“Good governance is essential for managing our increasingly-stretched supplies of freshwater and indispensable for tackling poverty,” says UNESCO Director-General Koïchiro Matsuura. “There is no one blueprint for good governance, which is both complex and dynamic. But we know that it must include adequate institutions – nationally, regionally and locally, strong, effective legal frameworks and sufficient human and financial resources.”
It also requires “essential freedoms, like the freedom of speech and the right to organize,” says the report, which stresses that: “If citizens cannot access basic information on water quality and quantity, it seriously curtails their chances of halting environmentally unsound water projects or to hold relevant government agencies accountable.”
The UN World Water Development Report is the joint effort of 24 UN agencies and entities involved in water resources management*. It is produced on their behalf by the UN World Water Assessment Programme whose secretariat is based at UNESCO, which considers freshwater resources a top priority. Its 15 chapters, each prepared by the various participating agencies, present a detailed analysis of the situation in all of the world’s regions, backed up by the latest available data, maps and graphs, along with 17 case studies and numerous examples of good and bad practice in water governance.
“Water, a shared responsibility”, will be formally presented by the UNESCO Director-General, on behalf of the United Nations, to the Fourth World Water Forum in Mexico City on 22 March, World Water Day.

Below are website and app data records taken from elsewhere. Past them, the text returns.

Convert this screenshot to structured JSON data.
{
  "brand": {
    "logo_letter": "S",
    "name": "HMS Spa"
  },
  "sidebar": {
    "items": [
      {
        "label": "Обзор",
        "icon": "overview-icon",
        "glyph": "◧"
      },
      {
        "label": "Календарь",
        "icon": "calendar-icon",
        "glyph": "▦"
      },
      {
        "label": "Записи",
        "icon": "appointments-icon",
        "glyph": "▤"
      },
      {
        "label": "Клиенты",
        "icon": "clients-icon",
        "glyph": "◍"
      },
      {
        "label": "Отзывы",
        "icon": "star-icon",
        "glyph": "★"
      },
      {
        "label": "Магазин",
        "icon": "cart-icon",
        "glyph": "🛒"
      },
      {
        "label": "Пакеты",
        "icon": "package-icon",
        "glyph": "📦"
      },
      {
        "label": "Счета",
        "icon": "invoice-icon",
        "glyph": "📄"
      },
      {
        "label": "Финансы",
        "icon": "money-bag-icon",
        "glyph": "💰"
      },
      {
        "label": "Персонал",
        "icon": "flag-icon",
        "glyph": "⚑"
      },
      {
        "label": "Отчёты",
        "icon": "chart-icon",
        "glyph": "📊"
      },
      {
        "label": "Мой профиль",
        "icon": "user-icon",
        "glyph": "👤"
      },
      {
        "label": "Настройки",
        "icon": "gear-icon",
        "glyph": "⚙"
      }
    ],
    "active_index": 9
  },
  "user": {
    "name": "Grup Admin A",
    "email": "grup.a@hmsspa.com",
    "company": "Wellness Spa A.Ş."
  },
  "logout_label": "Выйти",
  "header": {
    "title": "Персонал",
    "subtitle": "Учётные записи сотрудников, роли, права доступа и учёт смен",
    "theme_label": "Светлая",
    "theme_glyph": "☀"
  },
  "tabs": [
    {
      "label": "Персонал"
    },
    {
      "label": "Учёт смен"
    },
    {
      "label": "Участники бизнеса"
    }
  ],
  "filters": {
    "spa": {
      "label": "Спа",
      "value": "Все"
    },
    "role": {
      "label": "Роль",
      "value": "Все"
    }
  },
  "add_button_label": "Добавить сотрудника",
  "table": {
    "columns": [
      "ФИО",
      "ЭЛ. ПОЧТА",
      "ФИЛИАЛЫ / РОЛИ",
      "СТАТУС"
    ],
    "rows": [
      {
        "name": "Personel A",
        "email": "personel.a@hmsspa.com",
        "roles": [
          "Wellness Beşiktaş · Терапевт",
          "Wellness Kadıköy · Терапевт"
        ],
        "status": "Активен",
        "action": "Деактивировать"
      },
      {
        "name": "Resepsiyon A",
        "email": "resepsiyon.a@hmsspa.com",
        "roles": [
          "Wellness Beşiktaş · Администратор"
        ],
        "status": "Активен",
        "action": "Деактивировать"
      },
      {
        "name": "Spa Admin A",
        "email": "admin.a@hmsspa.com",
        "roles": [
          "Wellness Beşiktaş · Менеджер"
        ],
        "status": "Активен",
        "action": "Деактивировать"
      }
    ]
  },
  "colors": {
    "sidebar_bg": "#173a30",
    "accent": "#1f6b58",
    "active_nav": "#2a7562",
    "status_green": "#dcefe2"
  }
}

* United Nations, UNESCO, UNICEF, World Health Organization (WHO), UN Environment Programme (UNEP), UN Food and Agriculture Organization (FAO), UN Development Programme (UNDP), World Meteorological Organization (WMO), UN Habitat, UN Industrial Development Organization (UNIDO), UN Refugee Agency (UNHCR), World Bank, International Fund for Agricultural Development (IFAD), International Atomic Energy Agency (IAEA), UN Framework Convention on Climate Change (UNFCCC), International Strategy for Disaster Reduction (ISDR), UN Convention to Combat Desertification (UNCCD), UN University (UNU), Convention on Biological Diversity (CBD), UN Department of Economic and Social Affairs (UNDESA), UN Economic Commission for Europe (UNECE), UN Economic and Social Commission for Asia and the Pacific (UNESCAP), UN Economic Commission for Africa (UNECA), UN Economic Commission for Latin America and the Caribbean (UNECLAC), UN Economic and Social Commission for Western Asia (UNESCWA)